The seemingly cute and harmless giraffes are facing a dangerous survival disadvantage. Scientists are baffled as they are seeing dwarf giraffes for the first time.
Who knew the world’s tallest animal would have a tiny and cuter version of themselves. Researchers, however, are seriously concerned about the animals’ small stature.
Whenever we hear about giraffes, most of us will think of long necks, thin limbs and a height of almost 18 feet. Giraffes are some of the fascinating creatures since they are the tallest animals in the whole world! However, in the rarest of rarest incidences, scientists and people were shocked to spot giraffes they never thought they would.
Unusually Small Giraffes
Two tiny giraffes were spotted in the wilderness of Uganda. These giraffes are dwarfs compared to the other giraffes, but that doesn’t mean these giraffes are the height of an ordinary human being, they are still taller than us! However, these adorable creatures were trotting around the jungles with a height of around 9 feet or 2.7 metres.
Not only were several researchers and people are taken aback by it, but they were also amused and in disbelief cause, only a few had imagined that a massive creature like a giraffe would also end up in having tinier versions of itself. Michael Brown, a conservation researcher with the Giraffe Conservation Foundation who led the study on dwarf giraffes “The initial reaction was disbelief.
Sightings & Nomenclature of the Uncommon Giraffes
One of the giraffes has been named ‘Gimli’, A name quite familiar amongst the Lord of the Rings fanbase. Gimli was first spotted in 2015 in Uganda’s Murchison Falls National Park. At that time, the researchers were shocked to encounter a giraffe half the average height size.
Gimli is a 9-foot-4-inch-tall or 2.8 metres tall giraffe. Gimli’s legs were abnormally short and bulky. According to media outlets, the giraffe seemed like someone stuck the neck and face of a giraffe on a zebra, or horse. In 2018, scientists encountered another 8-foot-6-inch-tall or 2.6 metres giraffe. This giraffe was shorter than Gimli and was nicknamed ‘Nigel’.
Nigel was located on a secluded farm in central Namibia, according to a recent study published on 30th December in the journal BMC Research Notes.
Analysis of the Situation
Dr Brown outlined, “We get to know the giraffes, and these populations, rather intimately. Giraffes have unique coat patterns, and we can identify them as individuals using some pattern recognition.” After analysing the dimensions of these dwarf giraffes and comparing them with the other normal giraffes within the same age range, they concluded that both Gimli and Nigel are suffering from skeletal dysplasia faulty bone development, which resulted in their dwarfism.

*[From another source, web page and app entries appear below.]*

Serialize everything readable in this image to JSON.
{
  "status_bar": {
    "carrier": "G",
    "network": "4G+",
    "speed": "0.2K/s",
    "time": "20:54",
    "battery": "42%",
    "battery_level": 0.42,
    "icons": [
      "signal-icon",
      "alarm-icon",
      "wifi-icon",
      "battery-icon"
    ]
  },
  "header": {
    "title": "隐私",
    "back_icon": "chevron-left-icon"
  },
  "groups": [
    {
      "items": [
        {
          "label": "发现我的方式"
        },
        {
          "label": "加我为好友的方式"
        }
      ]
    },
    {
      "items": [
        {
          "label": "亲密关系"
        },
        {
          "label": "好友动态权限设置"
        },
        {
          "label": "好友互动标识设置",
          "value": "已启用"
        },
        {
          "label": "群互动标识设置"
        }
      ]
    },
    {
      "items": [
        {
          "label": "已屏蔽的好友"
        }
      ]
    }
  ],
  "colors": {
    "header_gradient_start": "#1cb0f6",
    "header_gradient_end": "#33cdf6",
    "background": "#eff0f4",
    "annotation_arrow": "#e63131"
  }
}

Dwarfism is rarely observed in the wild as compared to domestic animals, including humans. Hence, it was such a shocker to see Nigel and Gimli strut around with such tiny heights. So far, both Gimli and Nigel are the first reported giraffes with skeletal dysplasia or dwarfism.
Impediments to the Giraffes' Survival
Of the many reasons researchers are concerned, Nigel and Gimli will be at a survival disadvantage due to their heights. Their short limbs mean that predators like Lions could easily take them down. According to Dr Brown, this is because, “They cannot effectively run and kick, which are two of the giraffe’s most effective anti-predator tactics.”
The second problem would be that mating will turn extremely difficult for both the giraffes. Both are male, and an average female giraffe is around 14 feet or 4.3 metres tall. Hence, mounting of females’ torso would be extremely hard given their short legs, but maybe they could achieve it if they had a stool to step on.
Gimli was last seen in March 2017, while Nigel was prior observed July 2020. Since then, they haven’t been seen, but the researchers are optimistic that they will soon encounter the tiny trotters in the wild once more.
Concerns in Totality
Julian Fennessy, director and co-founder of Giraffe Conservation Foundation (GCF), delineated, “The fact that this is the first description of the dwarf giraffe is just another example of how little we know about these charismatic animals. There is just so much more to know about the giraffes in Africa, and we need to stand tall now to save them before it is too late.”
A concerning note is that giraffes’ population has been on a significant decline in the wholes African continent since the past few decades. According to the GCF only around 111,000 giraffes are left in the wild with 1300 of them in Uganda.